**ENTRIES PROVIDED:**

--

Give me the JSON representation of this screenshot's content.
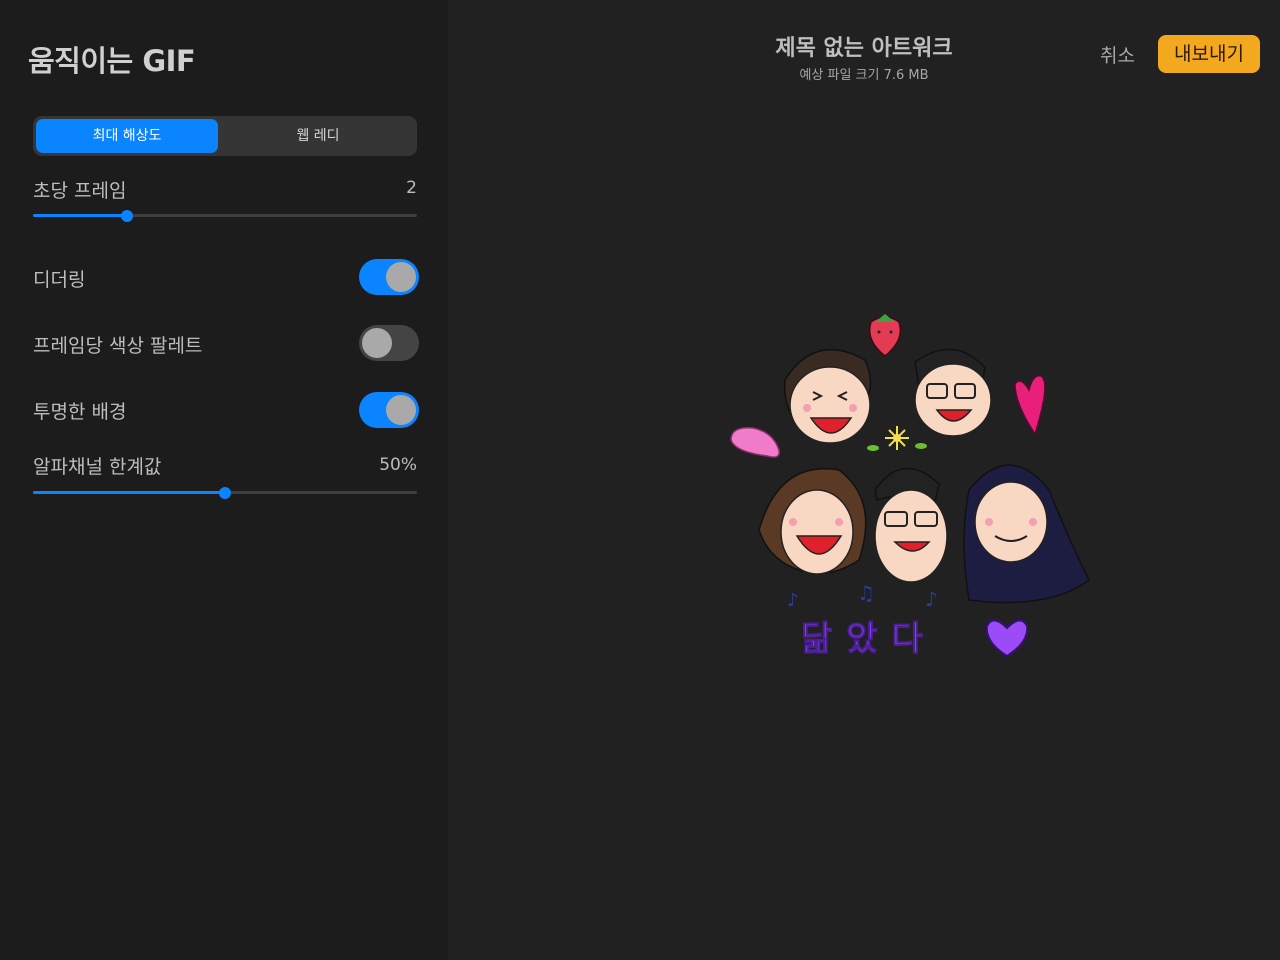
{
  "sidebar": {
    "title": "움직이는 GIF",
    "resolution": {
      "options": [
        "최대 해상도",
        "웹 레디"
      ],
      "selected": "최대 해상도"
    },
    "fps": {
      "label": "초당 프레임",
      "value": "2",
      "fraction": 0.245
    },
    "dithering": {
      "label": "디더링",
      "on": true
    },
    "per_frame_palette": {
      "label": "프레임당 색상 팔레트",
      "on": false
    },
    "transparent_bg": {
      "label": "투명한 배경",
      "on": true
    },
    "alpha_threshold": {
      "label": "알파채널 한계값",
      "value": "50%",
      "fraction": 0.5
    }
  },
  "header": {
    "title": "제목 없는 아트워크",
    "subtitle": "예상 파일 크기 7.6 MB",
    "cancel_label": "취소",
    "export_label": "내보내기"
  },
  "artwork": {
    "caption": "닮았다",
    "accent_color": "#0b84ff",
    "export_color": "#f4a81d"
  }
}
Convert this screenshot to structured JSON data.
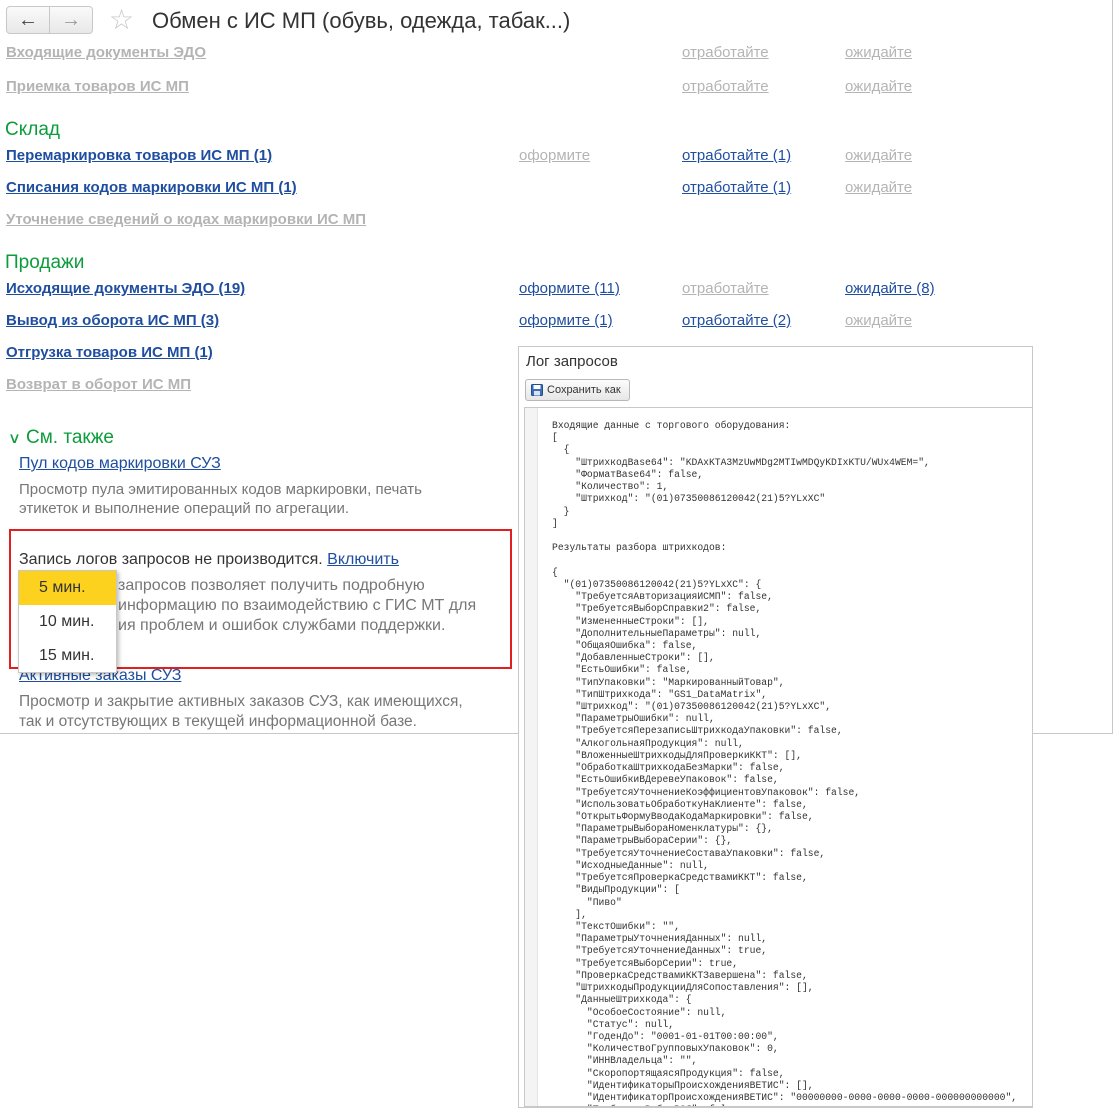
{
  "window": {
    "title": "Обмен с ИС МП (обувь, одежда, табак...)",
    "nav": {
      "back_icon": "←",
      "forward_icon": "→",
      "favorite_icon": "☆"
    }
  },
  "rows_top": [
    {
      "label": "Входящие документы ЭДО",
      "action2": "отработайте",
      "action3": "ожидайте"
    },
    {
      "label": "Приемка товаров ИС МП",
      "action2": "отработайте",
      "action3": "ожидайте"
    }
  ],
  "sklad": {
    "heading": "Склад",
    "rows": [
      {
        "label": "Перемаркировка товаров ИС МП (1)",
        "action1": "оформите",
        "action2": "отработайте (1)",
        "action3": "ожидайте"
      },
      {
        "label": "Списания кодов маркировки ИС МП (1)",
        "action2": "отработайте (1)",
        "action3": "ожидайте"
      },
      {
        "label": "Уточнение сведений о кодах маркировки ИС МП"
      }
    ]
  },
  "prodazhi": {
    "heading": "Продажи",
    "rows": [
      {
        "label": "Исходящие документы ЭДО (19)",
        "action1": "оформите (11)",
        "action2": "отработайте",
        "action3": "ожидайте (8)"
      },
      {
        "label": "Вывод из оборота ИС МП (3)",
        "action1": "оформите (1)",
        "action2": "отработайте (2)",
        "action3": "ожидайте"
      },
      {
        "label": "Отгрузка товаров ИС МП (1)"
      },
      {
        "label": "Возврат в оборот ИС МП"
      }
    ]
  },
  "see_also": {
    "heading": "См. также",
    "toggle_icon": "∨",
    "item1_link": "Пул кодов маркировки СУЗ",
    "item1_desc_line1": "Просмотр пула эмитированных кодов маркировки, печать",
    "item1_desc_line2": "этикеток и выполнение операций по агрегации.",
    "log_status": "Запись логов запросов не производится.",
    "log_enable": "Включить",
    "log_desc_line1": "запросов позволяет получить подробную",
    "log_desc_line2": "информацию по взаимодействию с ГИС МТ для",
    "log_desc_line3": "ия проблем и ошибок службами поддержки.",
    "item3_link": "Активные заказы СУЗ",
    "item3_desc_line1": "Просмотр и закрытие активных заказов СУЗ, как имеющихся,",
    "item3_desc_line2": "так и отсутствующих в текущей информационной базе."
  },
  "dropdown": {
    "options": [
      "5 мин.",
      "10 мин.",
      "15 мин."
    ],
    "selected": "5 мин."
  },
  "log_window": {
    "title": "Лог запросов",
    "save_label": "Сохранить как",
    "content": "Входящие данные с торгового оборудования:\n[\n  {\n    \"ШтрихкодBase64\": \"KDAxKTA3MzUwMDg2MTIwMDQyKDIxKTU/WUx4WEM=\",\n    \"ФорматBase64\": false,\n    \"Количество\": 1,\n    \"Штрихкод\": \"(01)07350086120042(21)5?YLxXC\"\n  }\n]\n\nРезультаты разбора штрихкодов:\n\n{\n  \"(01)07350086120042(21)5?YLxXC\": {\n    \"ТребуетсяАвторизацияИСМП\": false,\n    \"ТребуетсяВыборСправки2\": false,\n    \"ИзмененныеСтроки\": [],\n    \"ДополнительныеПараметры\": null,\n    \"ОбщаяОшибка\": false,\n    \"ДобавленныеСтроки\": [],\n    \"ЕстьОшибки\": false,\n    \"ТипУпаковки\": \"МаркированныйТовар\",\n    \"ТипШтрихкода\": \"GS1_DataMatrix\",\n    \"Штрихкод\": \"(01)07350086120042(21)5?YLxXC\",\n    \"ПараметрыОшибки\": null,\n    \"ТребуетсяПерезаписьШтрихкодаУпаковки\": false,\n    \"АлкогольнаяПродукция\": null,\n    \"ВложенныеШтрихкодыДляПроверкиККТ\": [],\n    \"ОбработкаШтрихкодаБезМарки\": false,\n    \"ЕстьОшибкиВДеревеУпаковок\": false,\n    \"ТребуетсяУточнениеКоэффициентовУпаковок\": false,\n    \"ИспользоватьОбработкуНаКлиенте\": false,\n    \"ОткрытьФормуВводаКодаМаркировки\": false,\n    \"ПараметрыВыбораНоменклатуры\": {},\n    \"ПараметрыВыбораСерии\": {},\n    \"ТребуетсяУточнениеСоставаУпаковки\": false,\n    \"ИсходныеДанные\": null,\n    \"ТребуетсяПроверкаСредствамиККТ\": false,\n    \"ВидыПродукции\": [\n      \"Пиво\"\n    ],\n    \"ТекстОшибки\": \"\",\n    \"ПараметрыУточненияДанных\": null,\n    \"ТребуетсяУточнениеДанных\": true,\n    \"ТребуетсяВыборСерии\": true,\n    \"ПроверкаСредствамиККТЗавершена\": false,\n    \"ШтрихкодыПродукцииДляСопоставления\": [],\n    \"ДанныеШтрихкода\": {\n      \"ОсобоеСостояние\": null,\n      \"Статус\": null,\n      \"ГоденДо\": \"0001-01-01T00:00:00\",\n      \"КоличествоГрупповыхУпаковок\": 0,\n      \"ИННВладельца\": \"\",\n      \"СкоропортящаясяПродукция\": false,\n      \"ИдентификаторыПроисхожденияВЕТИС\": [],\n      \"ИдентификаторПроисхожденияВЕТИС\": \"00000000-0000-0000-0000-000000000000\",\n      \"ТребуетсяВыборВСД\": false,"
  }
}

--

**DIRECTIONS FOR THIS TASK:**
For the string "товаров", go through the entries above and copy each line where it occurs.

**ANSWER TO THIS EXERCISE:**
      "label": "Приемка товаров ИС МП",
        "label": "Перемаркировка товаров ИС МП (1)",
        "label": "Отгрузка товаров ИС МП (1)"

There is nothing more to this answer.